Rising inequality making a ‘mockery of democracy’

Rising inequalities in Britain are making a ‘mockery of democracy’, the Institute for Fiscal Studies (IFS) has warned.

The IFS has today (14 May) launched a new review, which it claims will be the ‘comprehensive scientific analysis of inequalities’ yet attempted.

The review will be chaired by the Nobel Laureate Professor Sir Angus Deaton and funded by the Nuffield Foundation.

A preliminary report into the subject warns the situation in the UK is so bad that it is in danger of following the US, where wages for non-college-educated men have not risen for five decades.

According to the report, after a decade of stagnant wages in the UK there is recent evidence that ‘deaths of despair’ – deaths from suicide and drug and alcohol abuse – are now rising among middle-aged Britons.

‘I think that people getting rich is a good thing, especially when it brings prosperity to others,’ said Sir Angus.

‘But the other kind of getting rich, “taking” rather than “making”, rent-seeking rather than creating, enriching the few at the expense of the many, taking the free out of free markets, is making a mockery of democracy. In that world, inequality and misery are intimate companions.’

The report also warns there are ‘stark’ geographical inequalities in the UK, withaverage weekly earnings in London two thirds (66%) higher than those in the North East.

And it adds men in the most affluent areas can expect to live nearly 10 years longer than those in the most deprived areas, and this gap is widening.

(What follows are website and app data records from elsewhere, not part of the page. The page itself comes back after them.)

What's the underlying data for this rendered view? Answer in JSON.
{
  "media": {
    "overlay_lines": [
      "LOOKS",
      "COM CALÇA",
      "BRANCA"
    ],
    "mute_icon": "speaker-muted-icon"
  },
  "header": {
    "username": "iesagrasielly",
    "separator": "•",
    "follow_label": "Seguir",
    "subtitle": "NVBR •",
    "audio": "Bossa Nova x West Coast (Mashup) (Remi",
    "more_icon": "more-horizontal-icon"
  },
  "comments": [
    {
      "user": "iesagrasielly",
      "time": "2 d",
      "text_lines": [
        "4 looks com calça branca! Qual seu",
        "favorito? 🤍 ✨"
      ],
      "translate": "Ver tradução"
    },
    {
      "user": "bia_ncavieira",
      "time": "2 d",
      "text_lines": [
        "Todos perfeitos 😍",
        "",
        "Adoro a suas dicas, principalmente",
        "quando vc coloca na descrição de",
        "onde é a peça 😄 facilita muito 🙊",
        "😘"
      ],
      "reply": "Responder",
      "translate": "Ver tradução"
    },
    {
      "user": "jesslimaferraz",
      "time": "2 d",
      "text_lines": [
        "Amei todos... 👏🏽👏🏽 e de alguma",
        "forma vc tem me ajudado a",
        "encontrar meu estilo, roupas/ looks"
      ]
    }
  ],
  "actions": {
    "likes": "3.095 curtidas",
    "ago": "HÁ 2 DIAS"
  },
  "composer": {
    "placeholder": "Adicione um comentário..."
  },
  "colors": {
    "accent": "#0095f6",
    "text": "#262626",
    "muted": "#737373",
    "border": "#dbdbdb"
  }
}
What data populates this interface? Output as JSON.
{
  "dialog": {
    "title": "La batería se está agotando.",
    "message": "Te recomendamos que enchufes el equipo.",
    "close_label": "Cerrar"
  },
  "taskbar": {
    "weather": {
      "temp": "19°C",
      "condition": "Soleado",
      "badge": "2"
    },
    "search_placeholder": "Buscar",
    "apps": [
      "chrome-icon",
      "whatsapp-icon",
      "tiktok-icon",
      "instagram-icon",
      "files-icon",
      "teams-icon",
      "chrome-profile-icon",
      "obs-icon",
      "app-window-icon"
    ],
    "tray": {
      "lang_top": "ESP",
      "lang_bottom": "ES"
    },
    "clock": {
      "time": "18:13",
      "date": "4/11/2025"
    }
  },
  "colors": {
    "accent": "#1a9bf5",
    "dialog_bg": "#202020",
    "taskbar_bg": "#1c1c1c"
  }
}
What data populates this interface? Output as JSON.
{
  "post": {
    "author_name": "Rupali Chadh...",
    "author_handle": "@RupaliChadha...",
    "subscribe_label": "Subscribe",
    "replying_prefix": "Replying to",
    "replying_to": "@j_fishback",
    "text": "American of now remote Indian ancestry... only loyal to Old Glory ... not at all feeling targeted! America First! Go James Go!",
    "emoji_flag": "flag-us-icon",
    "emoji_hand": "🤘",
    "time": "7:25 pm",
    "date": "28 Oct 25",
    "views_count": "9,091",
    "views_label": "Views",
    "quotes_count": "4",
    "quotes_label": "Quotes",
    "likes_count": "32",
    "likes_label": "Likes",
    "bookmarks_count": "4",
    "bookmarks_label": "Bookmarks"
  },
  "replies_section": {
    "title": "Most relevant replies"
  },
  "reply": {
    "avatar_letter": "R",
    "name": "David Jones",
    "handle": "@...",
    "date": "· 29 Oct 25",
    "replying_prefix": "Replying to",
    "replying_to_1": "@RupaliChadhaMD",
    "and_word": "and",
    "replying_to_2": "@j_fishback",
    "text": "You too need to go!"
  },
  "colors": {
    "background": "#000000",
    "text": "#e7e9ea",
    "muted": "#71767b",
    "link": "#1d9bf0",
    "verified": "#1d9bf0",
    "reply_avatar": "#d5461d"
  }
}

It also found that while white British women have nearly closed the employment gap with men, Pakistani and Bangladeshi women are half as likely to work as men of the same ethnic group.

The IFS study follows the UK Powerhouse study by law firm Irwin Mitchell and the Centre for Economics and Business Research (Cebr), which claimed in particular the economic gap between the South East and the North will wide one year after Britain leaves the EU.

‘I can’t think of anything more important than understanding what drives the inequalities we see today and working out what we might do to influence them,’ said IFS director, Paul Johnson.

‘Everything from early childhood education to the regulation of “big tech”, from the design of the benefit system to the effects of globalisation, from the role of men and women in the home to the design of corporate governance, matters for producing the outcomes we see. We will be examining them all.’

Photo by Schuldnerhilfe (Pixabay)

Jamie Hailstone
Senior reporter - NewStart


Notify of
Inline Feedbacks
View all comments
Help us break the news – share your information, opinion or analysis
Back to top